First, it’s important to communicate openly and frequently with all employees. They need to understand the changes that are happening and what their role will be in the new company. Second, it’s essential to create a clear and concise plan for how the two companies will operate as one. This should include everything from how departments will be structured to who will be in charge of what tasks.

Lastly, make sure to give employees plenty of time to adjust to the new situation. Acquisition and merger can be disruptive, so it’s important to give employees time to get used to the new normal. By following these tips, you can help ensure a successful post-acquisition or merger integration.

What to do if your Acquisition or Merger fails

One of the most difficult things that a company can go through is an Acquisition or Merger. This is when two companies come together to create one company. Usually, this happens because one company wants to buy another company. There are many reasons why these types of deals fail. The first reason is that the companies are not compatible. They might have different cultures or different ways of doing things.
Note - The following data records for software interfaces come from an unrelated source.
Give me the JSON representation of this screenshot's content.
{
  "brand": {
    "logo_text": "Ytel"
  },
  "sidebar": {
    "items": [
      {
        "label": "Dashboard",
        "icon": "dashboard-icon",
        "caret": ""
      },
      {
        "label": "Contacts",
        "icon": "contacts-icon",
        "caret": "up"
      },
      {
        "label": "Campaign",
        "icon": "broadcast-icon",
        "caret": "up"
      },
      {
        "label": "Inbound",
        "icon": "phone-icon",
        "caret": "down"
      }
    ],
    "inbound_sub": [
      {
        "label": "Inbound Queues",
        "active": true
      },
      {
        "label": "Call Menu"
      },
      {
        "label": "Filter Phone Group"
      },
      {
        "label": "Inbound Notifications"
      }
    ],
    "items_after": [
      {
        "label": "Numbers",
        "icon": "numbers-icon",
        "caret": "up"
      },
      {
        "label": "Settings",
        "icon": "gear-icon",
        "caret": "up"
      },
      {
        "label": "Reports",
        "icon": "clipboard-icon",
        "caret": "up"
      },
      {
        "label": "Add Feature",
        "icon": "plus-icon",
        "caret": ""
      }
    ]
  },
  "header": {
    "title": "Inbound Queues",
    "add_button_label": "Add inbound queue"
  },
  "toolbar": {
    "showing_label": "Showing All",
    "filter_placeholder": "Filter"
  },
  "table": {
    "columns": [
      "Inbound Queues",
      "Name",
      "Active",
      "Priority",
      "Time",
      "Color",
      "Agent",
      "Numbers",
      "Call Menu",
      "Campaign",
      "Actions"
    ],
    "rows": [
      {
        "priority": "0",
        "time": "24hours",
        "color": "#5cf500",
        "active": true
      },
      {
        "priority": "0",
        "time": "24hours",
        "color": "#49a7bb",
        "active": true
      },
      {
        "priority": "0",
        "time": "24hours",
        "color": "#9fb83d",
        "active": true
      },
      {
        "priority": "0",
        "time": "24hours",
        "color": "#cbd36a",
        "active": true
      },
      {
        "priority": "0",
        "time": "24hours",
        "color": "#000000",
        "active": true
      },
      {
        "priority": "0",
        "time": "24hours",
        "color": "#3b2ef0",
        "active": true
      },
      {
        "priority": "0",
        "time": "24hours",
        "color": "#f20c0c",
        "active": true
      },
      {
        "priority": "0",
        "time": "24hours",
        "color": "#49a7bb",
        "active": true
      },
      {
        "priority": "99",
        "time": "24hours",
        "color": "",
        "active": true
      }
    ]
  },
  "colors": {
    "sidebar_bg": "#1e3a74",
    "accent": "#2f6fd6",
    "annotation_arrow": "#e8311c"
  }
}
The second reason is that the companies might not be able to agree on who will be in charge. The third reason is that the companies might not be able to agree on what the new company will be called. If your Acquisition or Merger fails, there are a few things that you can do. The first thing is to try to salvage what you can. This means that you should try to keep the parts of the deal that were working.

The second thing is to learn from your mistakes. This means that you should try to figure out what went wrong and how you can prevent it from happening again. The third thing is to move on. This means that you should not dwell on the past and should instead focus on the future.

The future of Acquisitions and Mergers

The future of acquisitions and mergers is shrouded in uncertainty. The COVID-19 pandemic has impacted economies around the world, with businesses struggling to survive. In this context, it is difficult to predict whether companies will be more or less inclined to engage in M&A activity. However, there are a few potential scenarios that could play out.

One possibility is that companies will be more reluctant to engage in M&A activity due to the uncertain economic climate. With businesses struggling to stay afloat, many will be unwilling to take on the additional risk that comes with acquiring or merging with another company. Another possibility is that companies will see M&A as a way to gain market share or expand into new markets. In a recessionary environment, businesses are often looking for ways to cut costs and improve efficiencies. Merging with another company can help them achieve these goals. Finally, it is also possible that M&A activity will remain relatively unchanged. Given the current climate of uncertainty, companies may feel that they need to consolidate in order to survive, regardless of the economic conditions.